Tuesday, January 8, 2013

The Democratization of Education

First there were MMORPG's, now there are MOOC's (massive online open courses). If anything is a natural for the internet, this is it. It hearkens back to the internet's original purpose of keeping scientists informed. Universities such as Stanford and MIT began offering on line courses around the turn of this century. Apple with iTunes-U gathered a lot of these courses together in 2007. Now there are companies like Coursera, Udacity and edX which have brought us into the MOOC age with millions enrolled in free courses. The NYT has a short video story about the topic. Free college education courses could be the greatest boon since the GI bill.

However, (there's always a 'however') this is the age of physical therapists and health trainers. We may have lost the skills to do things on our own. As the NYT video states, only a fraction complete the courses.

There is another 'however', however, with education on line. Ars-Technica reports that with all our social media inclinations, much science information is not coming from traditional scientific sources, but from the whims of search engines, sources we prefer, which may not be completely trustworthy, or even comments made by whomever on scientific articles.

Nothing's perfect, but it will be interesting to see how MOOC's impact our society.


Big Myk said...

First off, I'm not so sure that we now live in an age of physical therapists and trainers -- any more than any other age. Remember the scandle in the movie Charitots of Fire when Harold Abrahams hired Sam Mussabini to train him for the 1924 Olympics. Of course, he coached him to a gold medal in the 100m and silver in the 4x100m.

So, why couldn't Abrahams have done it on his own? Well, for one, we are social animals, who like human contact, even when we're training. As importantly, trainers, coaches, physical therapists are a humble acknowledgment that we are live in sin, and are frail and weak.
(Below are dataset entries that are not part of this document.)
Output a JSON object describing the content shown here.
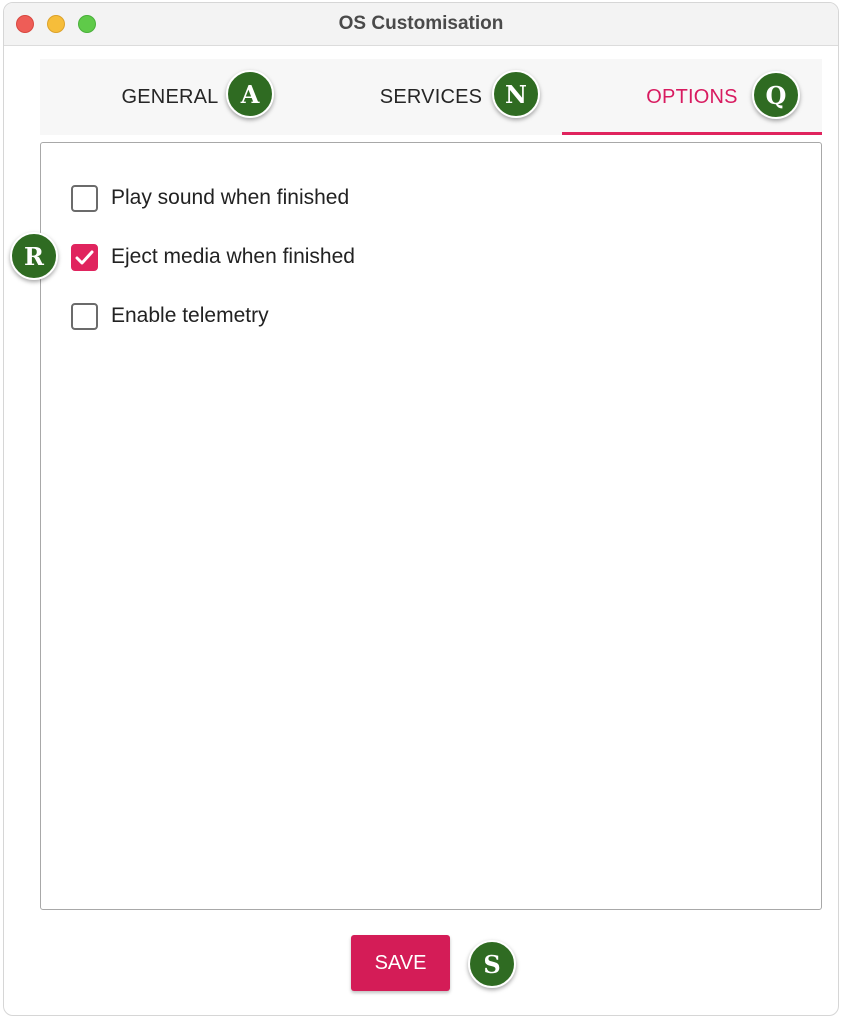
{
  "window": {
    "title": "OS Customisation"
  },
  "tabs": [
    {
      "label": "GENERAL",
      "active": false
    },
    {
      "label": "SERVICES",
      "active": false
    },
    {
      "label": "OPTIONS",
      "active": true
    }
  ],
  "options": [
    {
      "label": "Play sound when finished",
      "checked": false
    },
    {
      "label": "Eject media when finished",
      "checked": true
    },
    {
      "label": "Enable telemetry",
      "checked": false
    }
  ],
  "footer": {
    "save_label": "SAVE"
  },
  "markers": {
    "general": "A",
    "services": "N",
    "options": "Q",
    "eject": "R",
    "save": "S"
  },
  "colors": {
    "accent": "#e0245e",
    "marker_bg": "#2f6b22",
    "save_button": "#d41c57"
  },
  "icons": {
    "checkbox_checked": "checkmark-icon"
  }
}
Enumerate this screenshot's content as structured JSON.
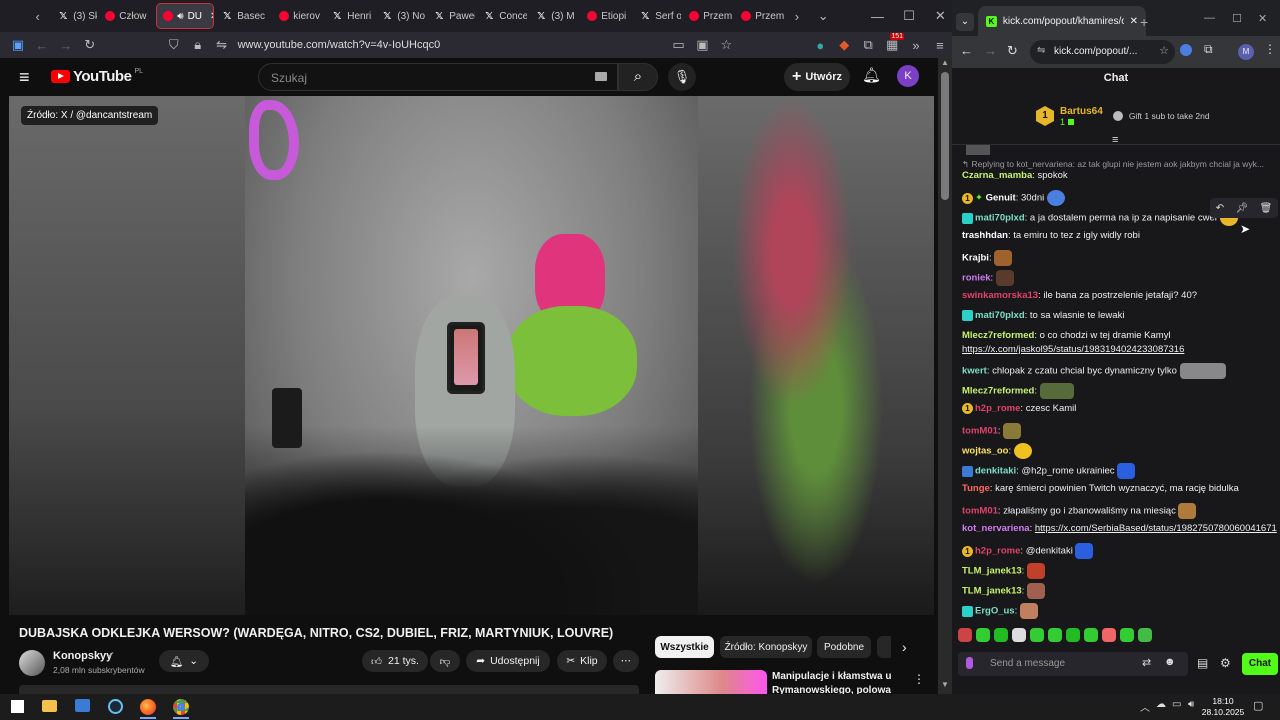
{
  "browser": {
    "tabs": [
      {
        "label": "(3) Sk",
        "icon": "x-icon"
      },
      {
        "label": "Człow",
        "icon": "youtube-icon"
      },
      {
        "label": "DU",
        "icon": "youtube-icon",
        "active": true
      },
      {
        "label": "Basec",
        "icon": "x-icon"
      },
      {
        "label": "kierov",
        "icon": "youtube-icon"
      },
      {
        "label": "Henri",
        "icon": "x-icon"
      },
      {
        "label": "(3) No",
        "icon": "x-icon"
      },
      {
        "label": "Paweł",
        "icon": "x-icon"
      },
      {
        "label": "Conce",
        "icon": "x-icon"
      },
      {
        "label": "(3) M",
        "icon": "x-icon"
      },
      {
        "label": "Etiopi",
        "icon": "youtube-icon"
      },
      {
        "label": "Serf o",
        "icon": "x-icon"
      },
      {
        "label": "Przem",
        "icon": "youtube-icon"
      },
      {
        "label": "Przem",
        "icon": "youtube-icon"
      }
    ],
    "url": "www.youtube.com/watch?v=4v-IoUHcqc0",
    "ext_count": "151"
  },
  "youtube": {
    "logo_text": "YouTube",
    "logo_region": "PL",
    "search_placeholder": "Szukaj",
    "create_label": "Utwórz",
    "avatar_letter": "K",
    "video_source_label": "Źródło: X / @dancantstream",
    "video_title": "DUBAJSKA ODKLEJKA WERSOW? (WARDĘGA, NITRO, CS2, DUBIEL, FRIZ, MARTYNIUK, LOUVRE)",
    "channel_name": "Konopskyy",
    "subscribers": "2,08 mln subskrybentów",
    "likes": "21 tys.",
    "share_label": "Udostępnij",
    "clip_label": "Klip",
    "chips": [
      "Wszystkie",
      "Źródło: Konopskyy",
      "Podobne"
    ],
    "related_title_1": "Manipulacje i kłamstwa u",
    "related_title_2": "Rymanowskiego, polowa"
  },
  "kick": {
    "url": "kick.com/popout/...",
    "tab_title": "kick.com/popout/khamires/cha",
    "chat_title": "Chat",
    "gifter_name": "Bartus64",
    "gifter_count": "1",
    "gift_text": "Gift 1 sub to take 2nd",
    "reply_text": "Replying to kot_nervariena: az tak glupi nie jestem aok jakbym chcial ja wyk...",
    "messages": [
      {
        "user": "Czarna_mamba",
        "text": "spokok",
        "color": "#c6f36b"
      },
      {
        "user": "Genuit",
        "text": "30dni",
        "color": "#ffffff"
      },
      {
        "user": "mati70plxd",
        "text": "a ja dostalem perma na ip za napisanie cwel",
        "color": "#7be0c5"
      },
      {
        "user": "trashhdan",
        "text": "ta emiru to tez z igly widly robi",
        "color": "#ffffff"
      },
      {
        "user": "Krajbi",
        "text": "",
        "color": "#ffffff"
      },
      {
        "user": "roniek",
        "text": "",
        "color": "#d07cf5"
      },
      {
        "user": "swinkamorska13",
        "text": "ile bana za postrzelenie jetafaji? 40?",
        "color": "#e0416a"
      },
      {
        "user": "mati70plxd",
        "text": "to sa wlasnie te lewaki",
        "color": "#7be0c5"
      },
      {
        "user": "Mlecz7reformed",
        "text": "o co chodzi w tej dramie Kamyl",
        "color": "#c6f36b"
      },
      {
        "user": "",
        "text": "https://x.com/jaskol95/status/1983194024233087316",
        "color": "#ffffff"
      },
      {
        "user": "kwert",
        "text": "chlopak z czatu chcial byc dynamiczny tylko",
        "color": "#7be0c5"
      },
      {
        "user": "Mlecz7reformed",
        "text": "",
        "color": "#c6f36b"
      },
      {
        "user": "h2p_rome",
        "text": "czesc Kamil",
        "color": "#e0416a"
      },
      {
        "user": "tomM01",
        "text": "",
        "color": "#e0416a"
      },
      {
        "user": "wojtas_oo",
        "text": "",
        "color": "#ffe066"
      },
      {
        "user": "denkitaki",
        "text": "@h2p_rome ukrainiec",
        "color": "#7be0c5"
      },
      {
        "user": "Tunge",
        "text": "karę śmierci powinien Twitch wyznaczyć, ma rację bidulka",
        "color": "#ff6a5a"
      },
      {
        "user": "tomM01",
        "text": "złapaliśmy go i zbanowaliśmy na miesiąc",
        "color": "#e0416a"
      },
      {
        "user": "kot_nervariena",
        "text": "https://x.com/SerbiaBased/status/1982750780060041671",
        "color": "#d07cf5"
      },
      {
        "user": "h2p_rome",
        "text": "@denkitaki",
        "color": "#e0416a"
      },
      {
        "user": "TLM_janek13",
        "text": "",
        "color": "#c6f36b"
      },
      {
        "user": "TLM_janek13",
        "text": "",
        "color": "#c6f36b"
      },
      {
        "user": "ErgO_us",
        "text": "",
        "color": "#7be0c5"
      }
    ],
    "input_placeholder": "Send a message",
    "send_label": "Chat"
  },
  "taskbar": {
    "time": "18:10",
    "date": "28.10.2025"
  }
}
And if we get by, its usually due to a little help from our friends.

To labor in isolation is a difficult thing. I suppose can be done, but I fail to see virtue in it.

Online courses can give lots of people a window into great thoughts and perhaps wisdom. But it can never replace the feedback and give and take among students and between students and professors that distinguishes the academic community.

James R said...

I think you're right that this may be no different than any other age. Perhaps it's more like a social or cultural high pressure area that moves around. In some times and in some places the pressure may be 'rugged individualism'; other times, "it takes a village."

And perhaps that is even less important than individual preference. Some individuals prefer study groups, others like to head out on their own. Most people probably do a little of both.

And it could be that the significant factor is money. Free education is more of incentive for some.

Big Myk said...

Curiously enough, I just heard an NPR story today which discussed how, even withn full scholarships, poor people do not go to top-fight colleges. See Elite Colleges Struggle To Recruit Smart, Low-Income Kids.

For example, in 2004, Harvard began a program which offered both free tuition and free room and board to any student whose family earned less than $40,000. This program, however, has added only about 15 poor students to each freshman class of 1,650.

Students from poor families don't get into Harvard because they don't apply. And they don't apply because -- I'm paraphrasing here -- no one ever suggested it. It's just not on their radar screen.

This suggests to me that the democratization of education is going to take more than making things free. As Dennis Moore realized years ago: "Wait a tic... blimey, this redistribution of wealth is trickier than I thought."

James R said...

You bring up an interesting point. Personally, I doubt that MOOC's will change education like the GI bill for a variety of reasons. But you introduce a factor in their favor that I hadn't thought of.

For a lower income student to attend a prestige school, it not only takes awareness, as stated in the article, but also the considerable risk of entering a non-familiar location, with a different cultural/social makeup, and where you are familiar with no one. How many 18 year olds want that, in addition to living away from home for the first time?

Perhaps that would favor a MOOC.

Big Myk said...

Of course, much of the discussion in the New York Times video concerned the eventual need for MOOCs to make money.